- Assistant Professor of Environmental Studies
- BA in native American studies, University of Oklahoma
- BA in British American studies, Aichi Prefectural University, Japan
- MA in art history, University of Oklahoma
- PhD in geography, University of Oklahoma
Chie Sakakibara is a cultural geographer, and her teaching and research interests lie in the field of the human dimensions of global environmental change among indigenous peoples, specifically on their cultural resilience and socio-environmental justice.
Her current research focuses on climate change and its influence on traditional relationships with the bowhead whale in the Alaskan Arctic, particularly among the indigenous Iñupiaq people who call themselves the “People of the Whales.”
In addition to her own research, she collaborates with the Center for Ethnomusicology at Columbia University for their community-partnered Iñupiaq music heritage repatriation project. Sakakibara also explores climate change and cultural resilience among the islanders of the Azores, Autonomous Region of Portugal in the northern Atlantic.
Chie Sakakibara Receives Ainu Foundation Research GrantJune 25, 2018

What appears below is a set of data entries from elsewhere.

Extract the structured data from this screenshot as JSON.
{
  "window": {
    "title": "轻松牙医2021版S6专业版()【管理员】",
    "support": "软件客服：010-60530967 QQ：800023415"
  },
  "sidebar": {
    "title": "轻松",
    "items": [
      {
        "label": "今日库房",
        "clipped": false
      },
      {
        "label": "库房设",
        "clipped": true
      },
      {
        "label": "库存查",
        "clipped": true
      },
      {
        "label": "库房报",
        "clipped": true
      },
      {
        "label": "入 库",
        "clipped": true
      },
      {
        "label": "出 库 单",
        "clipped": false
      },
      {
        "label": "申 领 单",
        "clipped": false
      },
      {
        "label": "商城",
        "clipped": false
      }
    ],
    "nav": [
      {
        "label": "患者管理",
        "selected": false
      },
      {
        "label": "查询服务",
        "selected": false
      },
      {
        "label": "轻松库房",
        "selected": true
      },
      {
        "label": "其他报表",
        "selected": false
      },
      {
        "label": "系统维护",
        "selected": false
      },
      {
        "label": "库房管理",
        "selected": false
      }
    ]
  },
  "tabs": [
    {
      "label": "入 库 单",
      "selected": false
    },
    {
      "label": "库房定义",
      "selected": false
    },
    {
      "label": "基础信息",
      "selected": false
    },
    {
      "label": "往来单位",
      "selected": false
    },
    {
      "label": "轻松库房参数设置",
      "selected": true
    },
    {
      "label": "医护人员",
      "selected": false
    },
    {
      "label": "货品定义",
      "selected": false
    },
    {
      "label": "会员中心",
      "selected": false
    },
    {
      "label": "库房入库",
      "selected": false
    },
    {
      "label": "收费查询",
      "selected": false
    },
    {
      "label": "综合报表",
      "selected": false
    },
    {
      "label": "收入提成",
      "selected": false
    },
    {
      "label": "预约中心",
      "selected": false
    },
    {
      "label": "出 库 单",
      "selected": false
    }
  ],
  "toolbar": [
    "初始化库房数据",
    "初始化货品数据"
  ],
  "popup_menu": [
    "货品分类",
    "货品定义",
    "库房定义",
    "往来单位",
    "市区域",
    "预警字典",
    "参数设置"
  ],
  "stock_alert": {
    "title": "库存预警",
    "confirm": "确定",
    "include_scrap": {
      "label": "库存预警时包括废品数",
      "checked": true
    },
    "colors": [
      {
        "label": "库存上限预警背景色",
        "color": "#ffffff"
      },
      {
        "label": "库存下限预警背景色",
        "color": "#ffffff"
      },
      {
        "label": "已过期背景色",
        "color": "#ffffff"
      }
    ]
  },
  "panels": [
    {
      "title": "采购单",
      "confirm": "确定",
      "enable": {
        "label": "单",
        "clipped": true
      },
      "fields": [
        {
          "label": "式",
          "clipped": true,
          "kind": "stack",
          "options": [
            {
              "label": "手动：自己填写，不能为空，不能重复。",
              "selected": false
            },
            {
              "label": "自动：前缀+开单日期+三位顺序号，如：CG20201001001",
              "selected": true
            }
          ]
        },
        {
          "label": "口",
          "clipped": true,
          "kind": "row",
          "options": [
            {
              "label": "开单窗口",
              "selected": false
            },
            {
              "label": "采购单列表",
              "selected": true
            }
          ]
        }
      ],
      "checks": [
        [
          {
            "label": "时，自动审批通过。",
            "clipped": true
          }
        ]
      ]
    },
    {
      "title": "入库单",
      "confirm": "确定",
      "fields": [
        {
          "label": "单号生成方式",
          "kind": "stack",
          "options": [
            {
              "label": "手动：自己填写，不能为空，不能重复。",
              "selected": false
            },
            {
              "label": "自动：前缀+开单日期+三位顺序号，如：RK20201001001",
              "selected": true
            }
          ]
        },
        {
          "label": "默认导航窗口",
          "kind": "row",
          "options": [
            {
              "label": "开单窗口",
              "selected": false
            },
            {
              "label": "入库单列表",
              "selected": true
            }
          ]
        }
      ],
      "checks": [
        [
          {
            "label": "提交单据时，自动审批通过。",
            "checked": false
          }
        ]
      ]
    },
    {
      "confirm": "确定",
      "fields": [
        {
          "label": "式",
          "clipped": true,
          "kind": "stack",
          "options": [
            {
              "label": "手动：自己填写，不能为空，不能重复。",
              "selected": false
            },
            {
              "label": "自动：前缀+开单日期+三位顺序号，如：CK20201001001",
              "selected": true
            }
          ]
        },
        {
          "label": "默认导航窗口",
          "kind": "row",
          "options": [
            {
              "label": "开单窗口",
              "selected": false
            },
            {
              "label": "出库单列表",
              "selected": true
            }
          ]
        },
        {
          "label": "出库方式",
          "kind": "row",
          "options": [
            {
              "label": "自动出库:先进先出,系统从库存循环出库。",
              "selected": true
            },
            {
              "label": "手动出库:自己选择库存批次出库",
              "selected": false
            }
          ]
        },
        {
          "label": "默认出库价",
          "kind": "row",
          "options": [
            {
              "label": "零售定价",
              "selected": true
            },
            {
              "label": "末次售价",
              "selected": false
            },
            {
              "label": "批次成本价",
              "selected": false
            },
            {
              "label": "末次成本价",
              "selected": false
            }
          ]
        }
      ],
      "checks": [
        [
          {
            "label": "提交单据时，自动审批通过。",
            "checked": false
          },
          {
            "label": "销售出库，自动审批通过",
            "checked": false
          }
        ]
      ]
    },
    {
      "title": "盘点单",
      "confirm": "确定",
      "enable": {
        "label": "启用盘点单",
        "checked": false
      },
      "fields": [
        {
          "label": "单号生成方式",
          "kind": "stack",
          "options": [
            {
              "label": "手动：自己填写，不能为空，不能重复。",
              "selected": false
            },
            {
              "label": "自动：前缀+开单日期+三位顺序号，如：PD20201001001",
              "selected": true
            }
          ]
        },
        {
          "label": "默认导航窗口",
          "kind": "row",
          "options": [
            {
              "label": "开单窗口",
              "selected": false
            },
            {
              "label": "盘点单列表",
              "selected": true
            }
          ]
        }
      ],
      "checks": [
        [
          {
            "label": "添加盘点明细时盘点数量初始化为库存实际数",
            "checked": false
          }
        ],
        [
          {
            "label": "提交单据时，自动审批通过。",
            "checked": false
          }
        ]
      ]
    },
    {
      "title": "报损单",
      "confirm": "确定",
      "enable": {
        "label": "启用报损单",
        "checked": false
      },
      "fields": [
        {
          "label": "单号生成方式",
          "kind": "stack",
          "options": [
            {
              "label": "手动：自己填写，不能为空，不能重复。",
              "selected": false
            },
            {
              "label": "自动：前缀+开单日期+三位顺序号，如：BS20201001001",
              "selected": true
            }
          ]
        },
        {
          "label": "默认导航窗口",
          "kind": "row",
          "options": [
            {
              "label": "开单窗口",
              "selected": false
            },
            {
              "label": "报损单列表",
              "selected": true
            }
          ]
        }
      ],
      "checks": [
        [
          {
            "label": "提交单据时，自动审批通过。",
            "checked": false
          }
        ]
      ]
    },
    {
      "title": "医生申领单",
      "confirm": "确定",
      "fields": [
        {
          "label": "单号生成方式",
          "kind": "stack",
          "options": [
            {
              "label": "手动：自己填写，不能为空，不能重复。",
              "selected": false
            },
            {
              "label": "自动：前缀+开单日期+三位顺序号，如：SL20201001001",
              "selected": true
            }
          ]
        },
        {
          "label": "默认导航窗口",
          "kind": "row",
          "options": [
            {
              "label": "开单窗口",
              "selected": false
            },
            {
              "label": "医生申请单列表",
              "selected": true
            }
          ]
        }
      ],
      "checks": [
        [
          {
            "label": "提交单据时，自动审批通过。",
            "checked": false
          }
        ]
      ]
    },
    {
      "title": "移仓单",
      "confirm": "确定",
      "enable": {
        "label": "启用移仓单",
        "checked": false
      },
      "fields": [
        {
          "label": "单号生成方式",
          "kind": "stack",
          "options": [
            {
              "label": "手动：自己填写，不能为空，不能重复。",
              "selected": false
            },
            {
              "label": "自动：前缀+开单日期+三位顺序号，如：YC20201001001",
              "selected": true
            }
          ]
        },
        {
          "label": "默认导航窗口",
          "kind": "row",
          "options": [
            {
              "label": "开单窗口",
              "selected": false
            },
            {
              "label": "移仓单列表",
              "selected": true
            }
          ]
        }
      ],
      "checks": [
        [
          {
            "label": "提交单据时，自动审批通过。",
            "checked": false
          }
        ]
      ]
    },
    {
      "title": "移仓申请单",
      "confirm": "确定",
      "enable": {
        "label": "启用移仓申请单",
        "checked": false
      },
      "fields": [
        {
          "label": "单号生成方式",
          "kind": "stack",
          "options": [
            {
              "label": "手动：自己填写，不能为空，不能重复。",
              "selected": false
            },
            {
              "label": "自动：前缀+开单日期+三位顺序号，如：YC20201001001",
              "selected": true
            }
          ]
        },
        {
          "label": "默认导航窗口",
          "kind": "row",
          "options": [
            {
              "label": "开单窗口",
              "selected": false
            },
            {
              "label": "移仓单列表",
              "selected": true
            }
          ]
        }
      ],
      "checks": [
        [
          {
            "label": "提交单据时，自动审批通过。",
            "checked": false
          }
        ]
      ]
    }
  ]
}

Chie Sakakibara, assistant professor of environmental studies & East Asian studies, received a $10,000 research grant from the Foundation for Research & Promotion of Ainu Culture for her project titled "Community-Partnered Exploration of Ainu Environmental Justice and Heritage Resources.” Sakakibara will initiate an interdisciplinary ethnographic project on environmental justice and heritage in the indigenous Ainu community in Biratori, Hokkaido, Japan. Biratori is a community that has been known for its environmental activism since the 1970s. Oberlin’s Allen Memorial Art Museum received a gift of photographs taken by the German-American photographer Arnold Genthe (1869-1942; gift of Christopher Thomas ’75). Twenty-five photos in the collection were taken in 1908 in Biratori, and they are identified as the second-oldest set of photos that documented the people and environment of the settlement. This grant will allow Sakakibara to recover detailed contextual information about the photographs; develop community-wide consensus on the proper and future access and uses of these materials; support and enable contemporary and innovative uses of these materials by Ainu artists, educators, environmentalists, and the community.
Janet Fiskio and Chie Sakakibara Awarded GrantSeptember 30, 2017
Janet Fiskio and Chie Sakakibara were awarded a $40,000 National Science Foundation conference award for “Oral History and Local Knowledge: Methods of Resilience” in the Arctic Social Sciences Program. The grant supported a community history workshop in Africatown, Alabama at the historic Union Missionary Baptist Church. Approximately 40 community members, Inupiat elders, and Oberlin faculty and students participated in the workshop held during fall 2017.
Chie Sakakibara Awarded Best PaperSeptember 18, 2017
Chie Sakakibara, assistant professor of environmental studies, received an award for “Best Paper” with her piece "No Whale, No Music: Climate Change and Cultural Resilience Among the Iñupiat of Arctic Alaska." The paper took top honors in Category 1: Oral Traditions and Expressions and was presented on September 6-8, 2017 at Sharing Cultures 2017—5th International Conference on Intangible Heritage in Barcelos, Portugal.
Chie Sakakibara Serves as PanelistApril 19, 2016
Chie Sakakibara, assistant professor of environmental studies, served as a moderator at the Global Issues Symposium for the panel “Resilience at the Local Level: Environmental Attitude and Knowledge in Indigenous Communities” on April 8, 2016. The panelists included Caroline Cannon (Iñupiaq environmental activist from Point Hope, Alaska, Goldman Prize recipient of 2012), Amy Margaris (associate professor of anthropology), Frank Kelderman (visiting assistant professor of comparative American studies), and Matt Bahar (assistant professor of history).
Sakakibara also served as an invited panelist for the symposium Ice Cubed: An Inquiry into the Aesthetics, History, and Science of Ice at Columbia University, where she discussed the influence of climate change on indigenous peoples in the Arctic.
Chie Sakakibara Conducts FieldworkNovember 30, 2015
Assistant Professor of Environmental Studies Chie Sakakibara visited the Inupiaq community of Barrow, Alaska, November 22-28 for two current projects: 1) climate change and indigenous cultural resilience; and 2) the community-partnered Inupiaq music repatriation project for which she collaborates with the Center for Ethnomusicology at Columbia University, New York.